* _Exercise prompt_
Images are to be skipped; everything else in the records must be repeated exactly.
· · · ·
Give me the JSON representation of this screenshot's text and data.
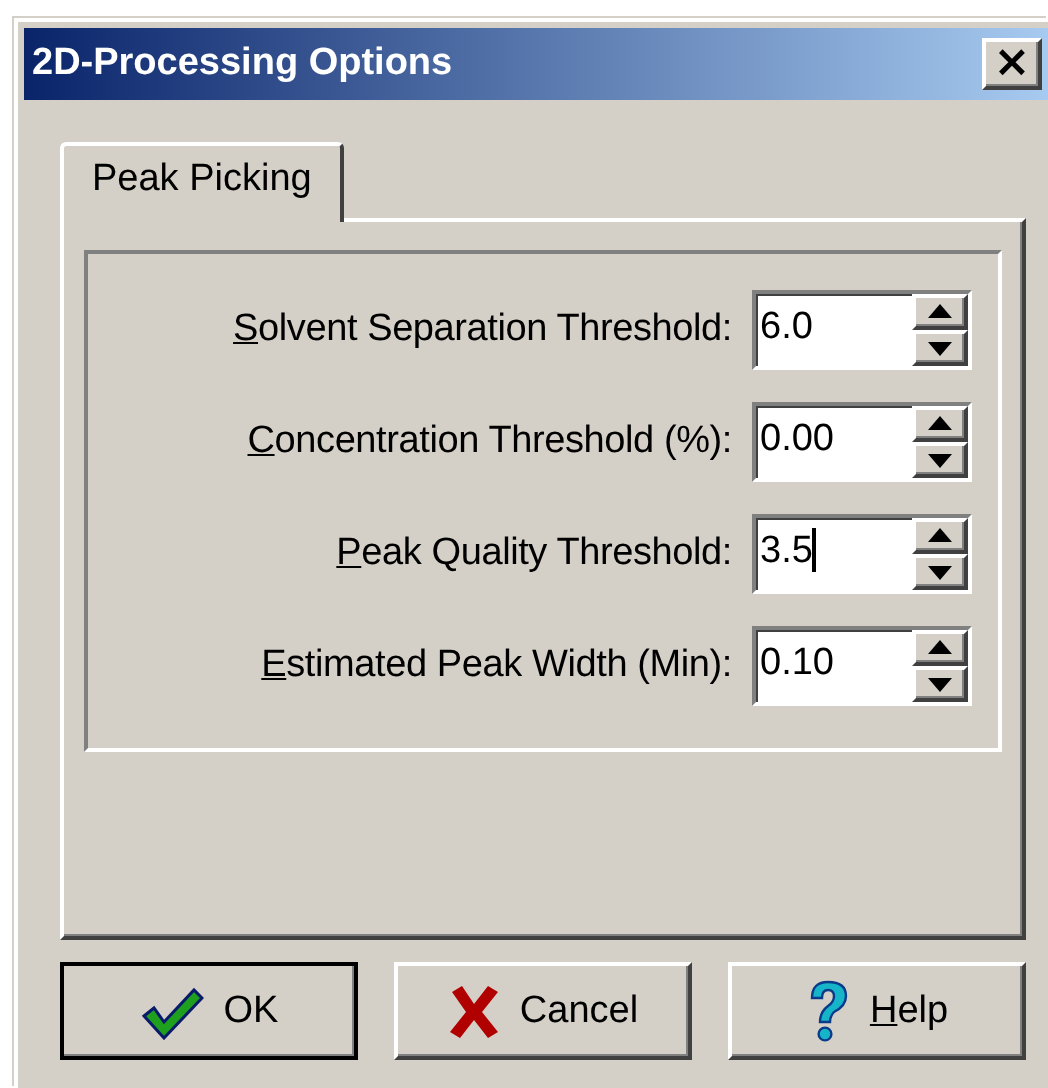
{
  "window": {
    "title": "2D-Processing Options",
    "close_label": "×"
  },
  "tabs": [
    {
      "label": "Peak Picking",
      "selected": true
    }
  ],
  "fields": [
    {
      "label": "Solvent Separation Threshold:",
      "mnemonic": true,
      "value": "6.0",
      "focused": false
    },
    {
      "label": "Concentration Threshold (%):",
      "mnemonic": true,
      "value": "0.00",
      "focused": false
    },
    {
      "label": "Peak Quality Threshold:",
      "mnemonic": true,
      "value": "3.5",
      "focused": true
    },
    {
      "label": "Estimated Peak Width (Min):",
      "mnemonic": true,
      "value": "0.10",
      "focused": false
    }
  ],
  "buttons": [
    {
      "label": "OK",
      "kind": "ok",
      "mnemonic": false,
      "default": true
    },
    {
      "label": "Cancel",
      "kind": "cancel",
      "mnemonic": false,
      "default": false
    },
    {
      "label": "Help",
      "kind": "help",
      "mnemonic": true,
      "default": false
    }
  ]
}
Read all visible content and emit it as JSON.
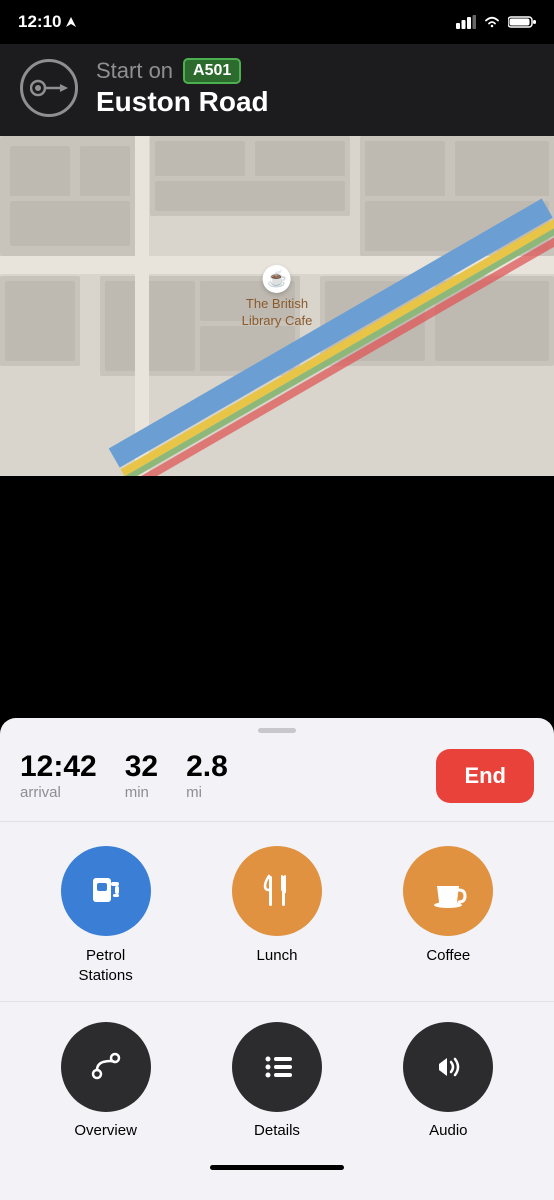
{
  "status_bar": {
    "time": "12:10",
    "signal_bars": 3,
    "wifi": true,
    "battery": "full"
  },
  "nav_header": {
    "start_label": "Start on",
    "road_badge": "A501",
    "road_name": "Euston Road"
  },
  "map": {
    "poi_label": "The British\nLibrary Cafe",
    "poi_icon": "☕"
  },
  "trip_info": {
    "arrival_time": "12:42",
    "arrival_label": "arrival",
    "duration_value": "32",
    "duration_label": "min",
    "distance_value": "2.8",
    "distance_label": "mi",
    "end_button_label": "End"
  },
  "categories": [
    {
      "id": "petrol",
      "label": "Petrol\nStations",
      "color": "blue"
    },
    {
      "id": "lunch",
      "label": "Lunch",
      "color": "orange"
    },
    {
      "id": "coffee",
      "label": "Coffee",
      "color": "orange"
    }
  ],
  "actions": [
    {
      "id": "overview",
      "label": "Overview",
      "color": "dark"
    },
    {
      "id": "details",
      "label": "Details",
      "color": "dark"
    },
    {
      "id": "audio",
      "label": "Audio",
      "color": "dark"
    }
  ]
}
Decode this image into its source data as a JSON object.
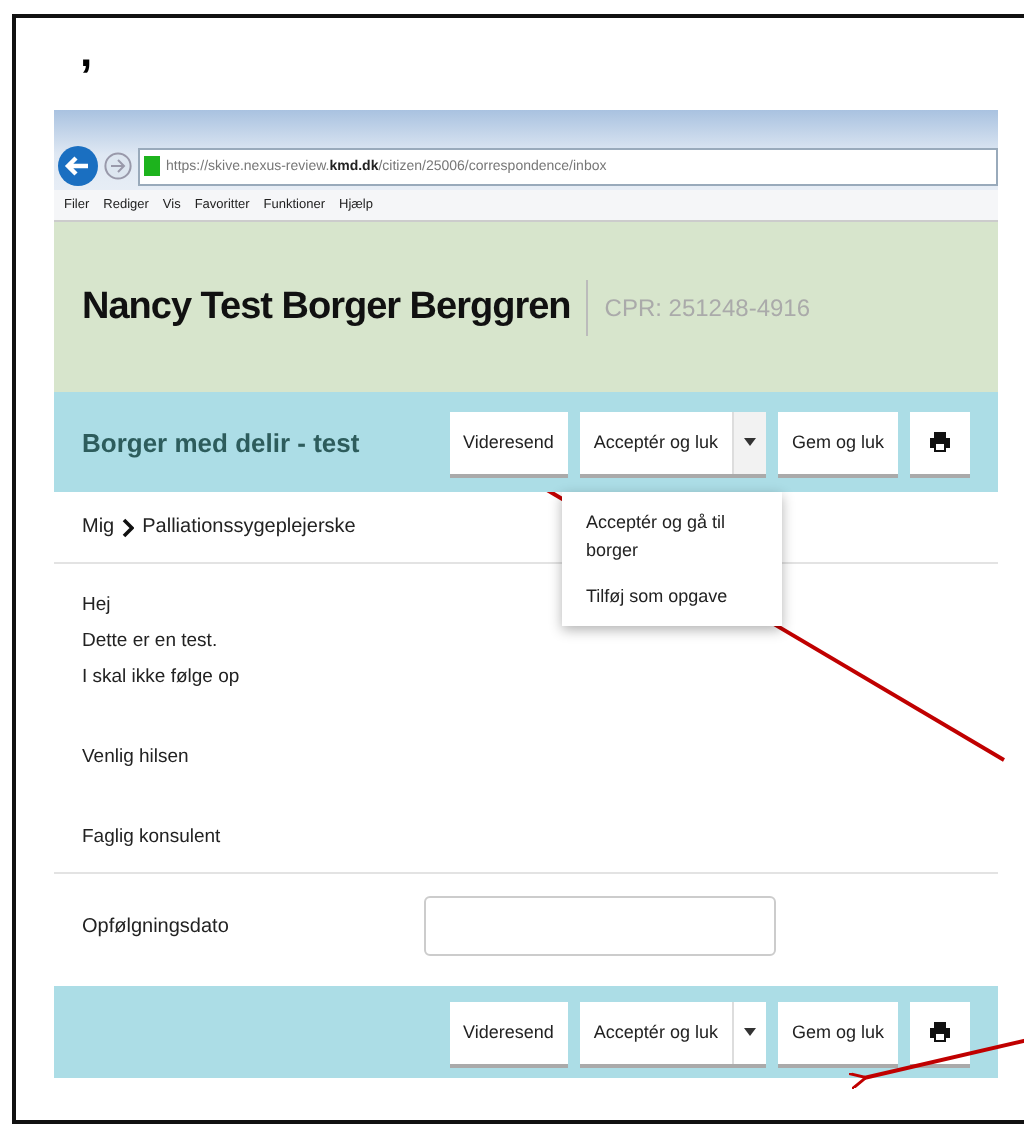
{
  "caption": ",",
  "browser": {
    "url": "https://skive.nexus-review.**kmd.dk**/citizen/25006/correspondence/inbox",
    "menu": [
      "Filer",
      "Rediger",
      "Vis",
      "Favoritter",
      "Funktioner",
      "Hjælp"
    ]
  },
  "citizen": {
    "name": "Nancy Test Borger Berggren",
    "cpr": "CPR: 251248-4916"
  },
  "toolbar": {
    "title": "Borger med delir - test",
    "buttons": [
      {
        "kind": "button",
        "label": "Videresend"
      },
      {
        "kind": "split",
        "label": "Acceptér og luk",
        "expanded": true,
        "menu": [
          "Acceptér og gå til borger",
          "Tilføj som opgave"
        ]
      },
      {
        "kind": "button",
        "label": "Gem og luk"
      },
      {
        "kind": "print"
      }
    ]
  },
  "breadcrumb": [
    "Mig",
    "Palliationssygeplejerske"
  ],
  "message": [
    [
      "Hej",
      "Dette er en test.",
      "I skal ikke følge op"
    ],
    [
      "Venlig hilsen"
    ],
    [
      "Faglig konsulent"
    ]
  ],
  "followup": {
    "label": "Opfølgningsdato"
  },
  "footer": {
    "buttons": [
      {
        "kind": "button",
        "label": "Videresend"
      },
      {
        "kind": "split",
        "label": "Acceptér og luk",
        "expanded": false
      },
      {
        "kind": "button",
        "label": "Gem og luk"
      },
      {
        "kind": "print"
      }
    ]
  }
}
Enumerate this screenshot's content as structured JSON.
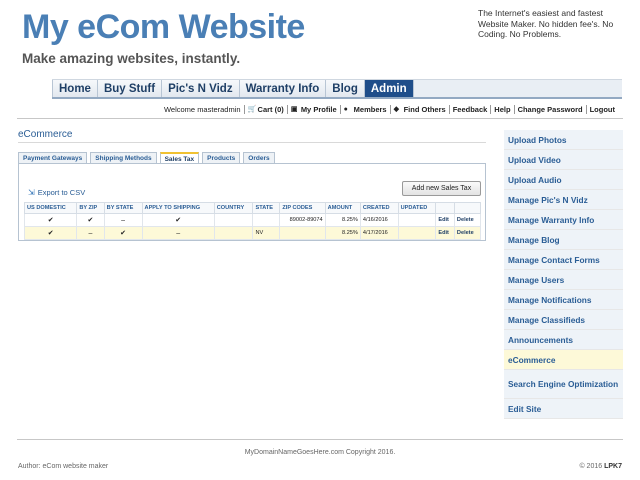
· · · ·
* _Answer section_
Give me the JSON representation of this screenshot's text and data.
{
  "window": {
    "title": "2D-Processing Options",
    "close_label": "×"
  },
  "tabs": [
    {
      "label": "Peak Picking",
      "selected": true
    }
  ],
  "fields": [
    {
      "label": "Solvent Separation Threshold:",
      "mnemonic": true,
      "value": "6.0",
      "focused": false
    },
    {
      "label": "Concentration Threshold (%):",
      "mnemonic": true,
      "value": "0.00",
      "focused": false
    },
    {
      "label": "Peak Quality Threshold:",
      "mnemonic": true,
      "value": "3.5",
      "focused": true
    },
    {
      "label": "Estimated Peak Width (Min):",
      "mnemonic": true,
      "value": "0.10",
      "focused": false
    }
  ],
  "buttons": [
    {
      "label": "OK",
      "kind": "ok",
      "mnemonic": false,
      "default": true
    },
    {
      "label": "Cancel",
      "kind": "cancel",
      "mnemonic": false,
      "default": false
    },
    {
      "label": "Help",
      "kind": "help",
      "mnemonic": true,
      "default": false
    }
  ]
}
Read all visible content and emit it as JSON.
{
  "status_bar": {
    "time": "12:10",
    "signal_bars": 3,
    "wifi": true,
    "battery": "full"
  },
  "nav_header": {
    "start_label": "Start on",
    "road_badge": "A501",
    "road_name": "Euston Road"
  },
  "map": {
    "poi_label": "The British\nLibrary Cafe",
    "poi_icon": "☕"
  },
  "trip_info": {
    "arrival_time": "12:42",
    "arrival_label": "arrival",
    "duration_value": "32",
    "duration_label": "min",
    "distance_value": "2.8",
    "distance_label": "mi",
    "end_button_label": "End"
  },
  "categories": [
    {
      "id": "petrol",
      "label": "Petrol\nStations",
      "color": "blue"
    },
    {
      "id": "lunch",
      "label": "Lunch",
      "color": "orange"
    },
    {
      "id": "coffee",
      "label": "Coffee",
      "color": "orange"
    }
  ],
  "actions": [
    {
      "id": "overview",
      "label": "Overview",
      "color": "dark"
    },
    {
      "id": "details",
      "label": "Details",
      "color": "dark"
    },
    {
      "id": "audio",
      "label": "Audio",
      "color": "dark"
    }
  ]
}
Decode this image into its source data as a JSON object.
{
  "caption": ",",
  "browser": {
    "url": "https://skive.nexus-review.**kmd.dk**/citizen/25006/correspondence/inbox",
    "menu": [
      "Filer",
      "Rediger",
      "Vis",
      "Favoritter",
      "Funktioner",
      "Hjælp"
    ]
  },
  "citizen": {
    "name": "Nancy Test Borger Berggren",
    "cpr": "CPR: 251248-4916"
  },
  "toolbar": {
    "title": "Borger med delir - test",
    "buttons": [
      {
        "kind": "button",
        "label": "Videresend"
      },
      {
        "kind": "split",
        "label": "Acceptér og luk",
        "expanded": true,
        "menu": [
          "Acceptér og gå til borger",
          "Tilføj som opgave"
        ]
      },
      {
        "kind": "button",
        "label": "Gem og luk"
      },
      {
        "kind": "print"
      }
    ]
  },
  "breadcrumb": [
    "Mig",
    "Palliationssygeplejerske"
  ],
  "message": [
    [
      "Hej",
      "Dette er en test.",
      "I skal ikke følge op"
    ],
    [
      "Venlig hilsen"
    ],
    [
      "Faglig konsulent"
    ]
  ],
  "followup": {
    "label": "Opfølgningsdato"
  },
  "footer": {
    "buttons": [
      {
        "kind": "button",
        "label": "Videresend"
      },
      {
        "kind": "split",
        "label": "Acceptér og luk",
        "expanded": false
      },
      {
        "kind": "button",
        "label": "Gem og luk"
      },
      {
        "kind": "print"
      }
    ]
  }
}
Enumerate this screenshot's content as structured JSON.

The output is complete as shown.